About our stories on tough new sidewalk plowing rules  for central city residents only

On the snow removal, I'd say the City Planners who dreamed this one up must have balls the size of church bells, when you consider they no longer remove snow from the city streets.  So they are going to fine me, then shovel my walks while they leave the adjacent streets untouched?  Do as I say, not as I do?  -- Howard Audsley, Columbia
I'll clear my sidewalks when they get a plow down Richardson St.   Last time it snowed a bunch of us neighbors got together and cleared the street so us 'n' the buses from Benton could get through.   What a bunch of DREK -- command the residents to do something that they themselves won't do for the residents. -- Kay Allen, Columbia
On the new city sidewalk snow-plowing rules:   A few years ago, I lived on Donnelly Ave. (central Columbia) and they were talking about building sidewalks on both sides of the street.   I approve (mostly) of making the streets more walkable and bikeable.   But if this latest command had arisen at the time, I believe we would have seen a populace uprising!  
"What? You're going to take MY land to build a #$%&&* sidewalk for the city, and then you tell me I have to snowplow YOUR sidewalk or you'll fine me?    How about if I take the sidewalk out instead?   Then there'll be nothing to plow!"    -- Paul Berg, Columbia
LOVE your letter/story about sidewalk snow removal!  Well written and with a bite to it.  I am proud of your voice!  Keep it up!
-- Nicole Fulcher, Columbia

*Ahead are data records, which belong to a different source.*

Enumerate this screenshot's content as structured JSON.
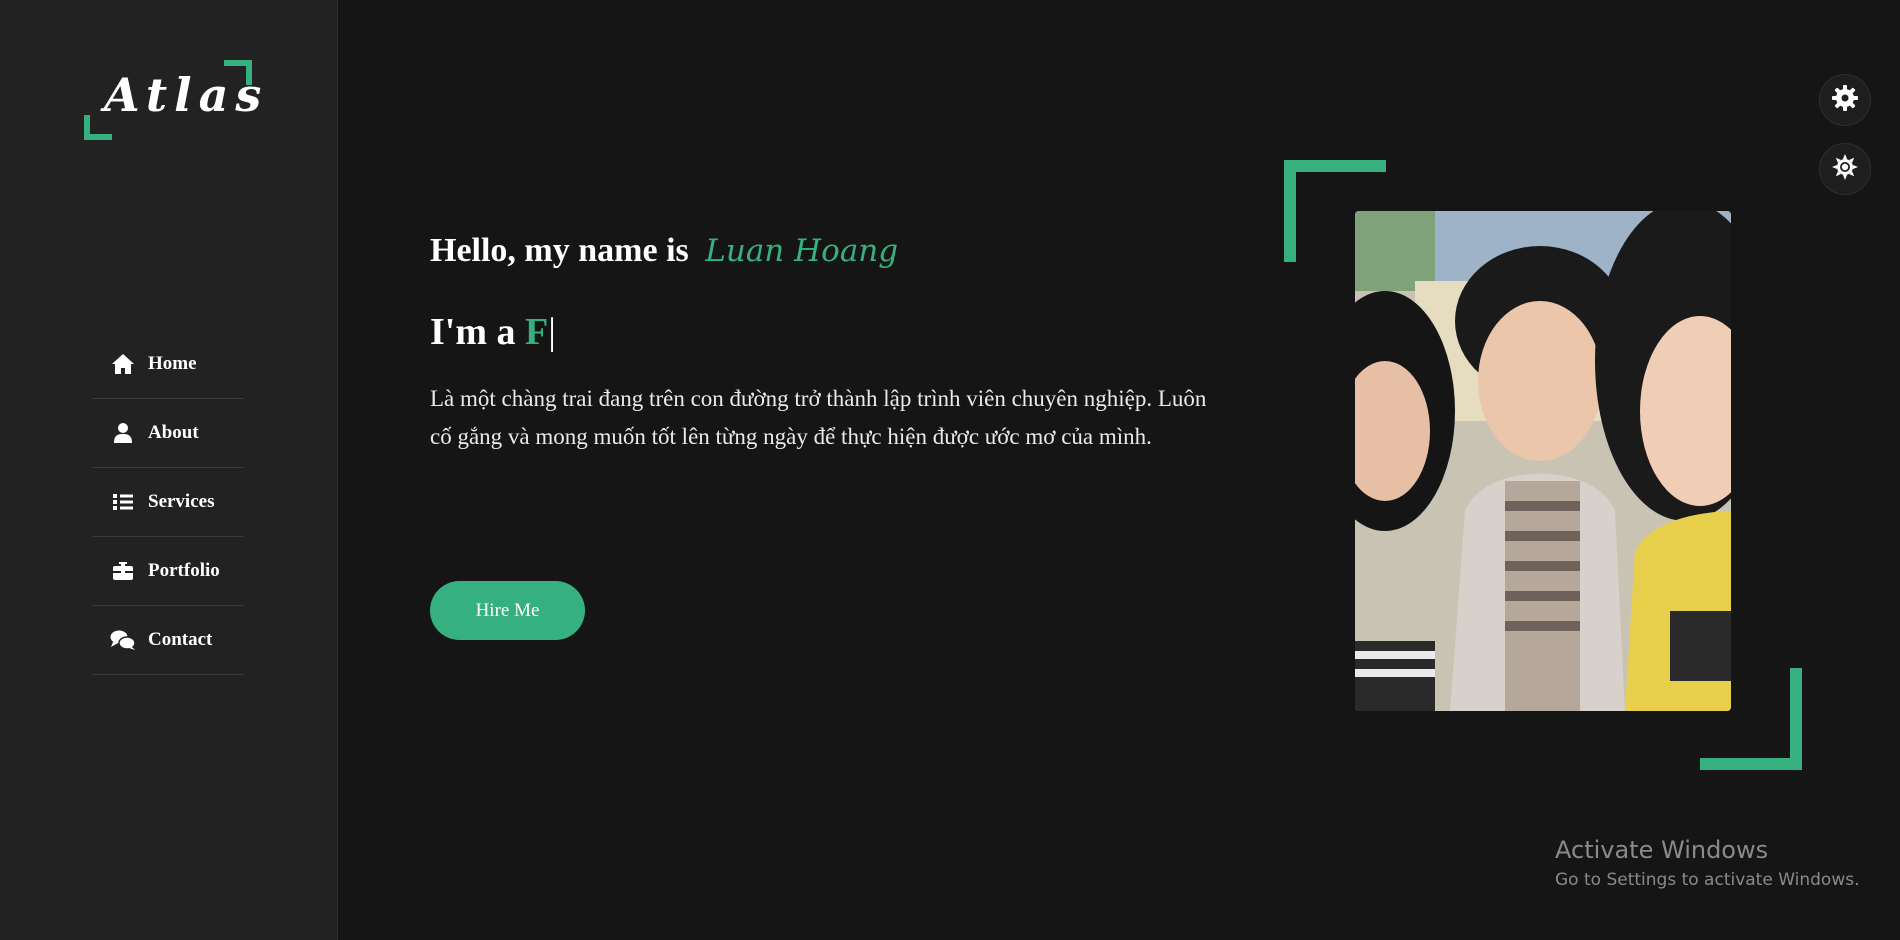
{
  "brand": {
    "logo_text": "Atlas",
    "accent_color": "#37b07f"
  },
  "sidebar": {
    "items": [
      {
        "label": "Home",
        "icon": "home-icon"
      },
      {
        "label": "About",
        "icon": "user-icon"
      },
      {
        "label": "Services",
        "icon": "list-icon"
      },
      {
        "label": "Portfolio",
        "icon": "briefcase-icon"
      },
      {
        "label": "Contact",
        "icon": "comments-icon"
      }
    ]
  },
  "hero": {
    "greeting": "Hello, my name is",
    "name": "Luan Hoang",
    "role_prefix": "I'm a",
    "role_typed": "F",
    "caret": "|",
    "bio": "Là một chàng trai đang trên con đường trở thành lập trình viên chuyên nghiệp. Luôn cố gắng và mong muốn tốt lên từng ngày để thực hiện được ước mơ của mình.",
    "cta_label": "Hire Me"
  },
  "photo": {
    "subject": "profile-photo"
  },
  "floating_buttons": [
    {
      "icon": "gear-icon"
    },
    {
      "icon": "sun-icon"
    }
  ],
  "watermark": {
    "title": "Activate Windows",
    "subtitle": "Go to Settings to activate Windows."
  }
}
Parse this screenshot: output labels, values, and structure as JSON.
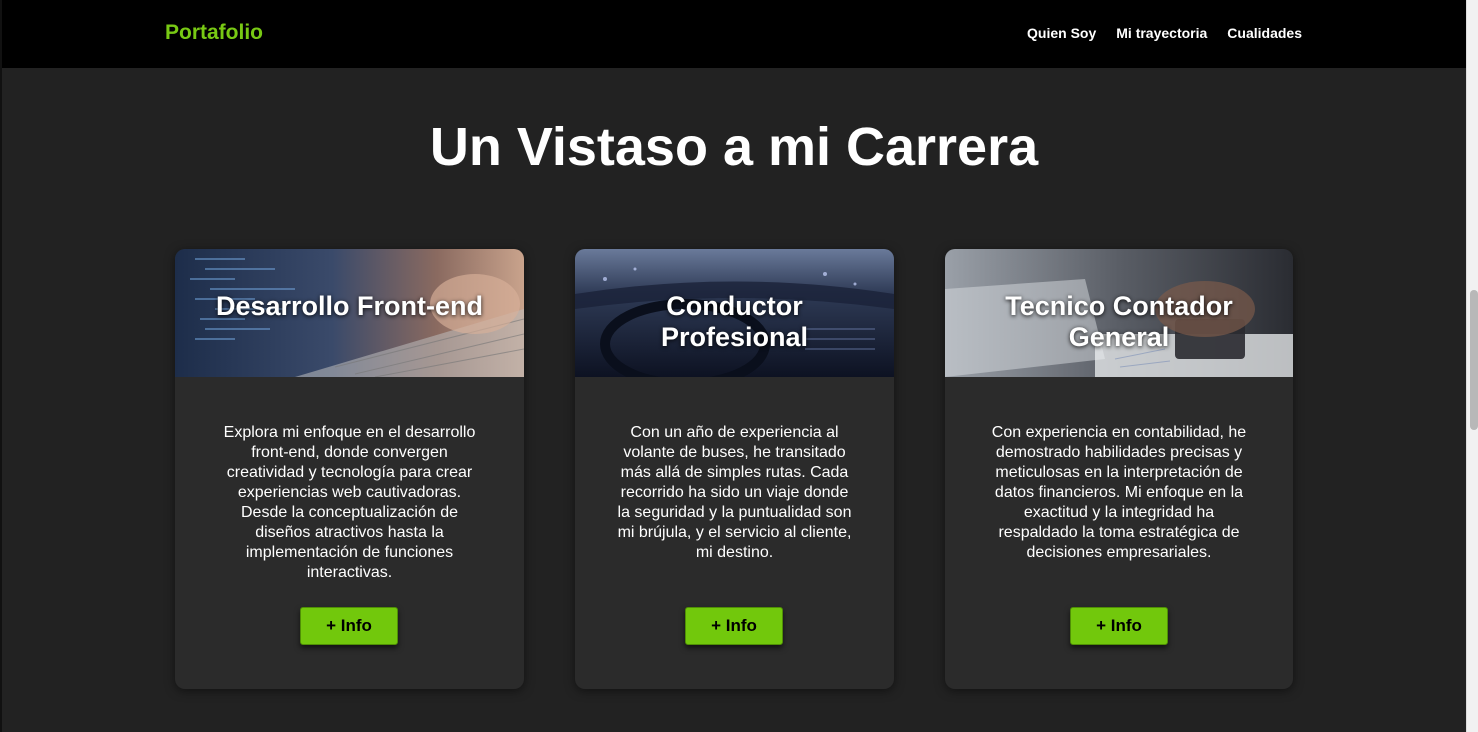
{
  "nav": {
    "brand": "Portafolio",
    "links": [
      "Quien Soy",
      "Mi trayectoria",
      "Cualidades"
    ]
  },
  "main": {
    "title": "Un Vistaso a mi Carrera",
    "cards": [
      {
        "title": "Desarrollo Front-end",
        "text": "Explora mi enfoque en el desarrollo front-end, donde convergen creatividad y tecnología para crear experiencias web cautivadoras. Desde la conceptualización de diseños atractivos hasta la implementación de funciones interactivas.",
        "button": "+ Info"
      },
      {
        "title": "Conductor Profesional",
        "text": "Con un año de experiencia al volante de buses, he transitado más allá de simples rutas. Cada recorrido ha sido un viaje donde la seguridad y la puntualidad son mi brújula, y el servicio al cliente, mi destino.",
        "button": "+ Info"
      },
      {
        "title": "Tecnico Contador General",
        "text": "Con experiencia en contabilidad, he demostrado habilidades precisas y meticulosas en la interpretación de datos financieros. Mi enfoque en la exactitud y la integridad ha respaldado la toma estratégica de decisiones empresariales.",
        "button": "+ Info"
      }
    ]
  },
  "colors": {
    "accent": "#78c914",
    "button": "#72c80c",
    "background": "#222222",
    "card": "#2b2b2b",
    "navbar": "#000000"
  }
}
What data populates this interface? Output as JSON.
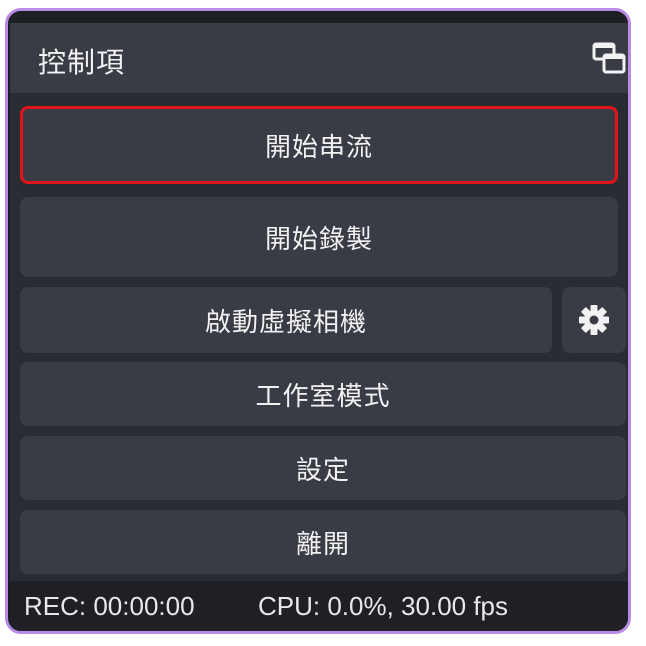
{
  "panel": {
    "title": "控制項",
    "undock_icon": "undock-icon"
  },
  "controls": {
    "start_streaming": "開始串流",
    "start_recording": "開始錄製",
    "start_virtual_camera": "啟動虛擬相機",
    "virtual_camera_settings_icon": "gear-icon",
    "studio_mode": "工作室模式",
    "settings": "設定",
    "exit": "離開"
  },
  "status": {
    "rec": "REC: 00:00:00",
    "cpu": "CPU: 0.0%, 30.00 fps"
  },
  "colors": {
    "frame_border": "#b98ae6",
    "panel_bg": "#2a2c33",
    "button_bg": "#3a3c45",
    "active_outline": "#e0141a",
    "text": "#f2f2f2"
  }
}
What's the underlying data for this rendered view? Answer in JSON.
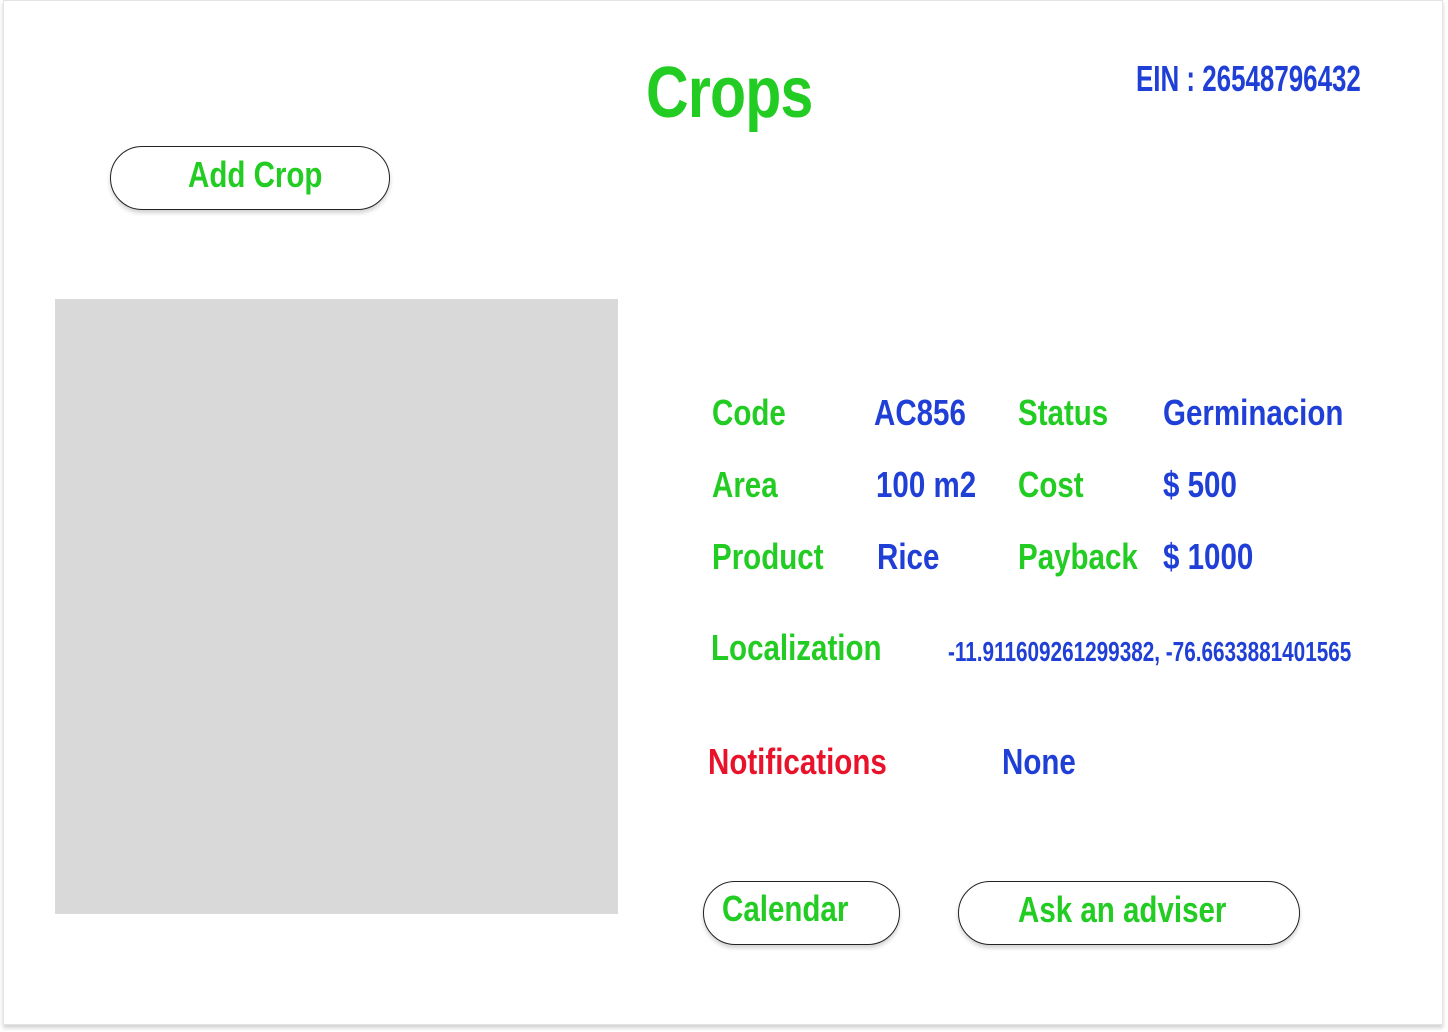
{
  "page": {
    "title": "Crops",
    "ein_label": "EIN : 26548796432"
  },
  "actions": {
    "add_crop": "Add Crop",
    "calendar": "Calendar",
    "ask_adviser": "Ask an adviser"
  },
  "details": {
    "code_label": "Code",
    "code_value": "AC856",
    "status_label": "Status",
    "status_value": "Germinacion",
    "area_label": "Area",
    "area_value": "100 m2",
    "cost_label": "Cost",
    "cost_value": "$ 500",
    "product_label": "Product",
    "product_value": "Rice",
    "payback_label": "Payback",
    "payback_value": "$ 1000",
    "localization_label": "Localization",
    "localization_value": "-11.911609261299382, -76.6633881401565",
    "notifications_label": "Notifications",
    "notifications_value": "None"
  },
  "colors": {
    "label_green": "#22cc22",
    "value_blue": "#1f3fd6",
    "alert_red": "#e8122b",
    "placeholder_gray": "#d9d9d9"
  }
}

Dear Members of City Council:   I write to urge you to reject the proposed snow removal policy and indeed to weaken the existing policy. The following focuses on requirements for residents.  The requirements for business owners may be different, and I do not address them.

First:   Requiring residents to remove snow is a very significant burden (physical or financial) when there is a heavy snow fall. It will surely lead to some health problems (e.g., heart attacks) for those unable to afford to pay for its removal (or purchase a snow blower). 

Second:  In a town like Columbia, where the snow typically melts within a week or so, it is very probably inefficient to require snow removal. For most residential areas (e.g., where traffic is low), the costs do not justify the benefits. People can walk in the streets.

Finally, where it is worth removing the snow, it is far more efficient for the city to do it, even if this means slightly increasing taxes, or cutting back elsewhere.   I conjecture that the total financial cost of each resident paying someone to clear his/her section (or the imputed cost of doing it him/herself) would cost three times as much as if the city simply plowed the sidewalks. It therefore seems crazy to require residents to clear the snow.

I therefore urge you not to strengthen the requirements for residents to clear sidewalks, and indeed I urge that you weaken them. Either the city should clear them, or residents should be free not to clear them. 


Peter Vallentyne
(Fourth Ward)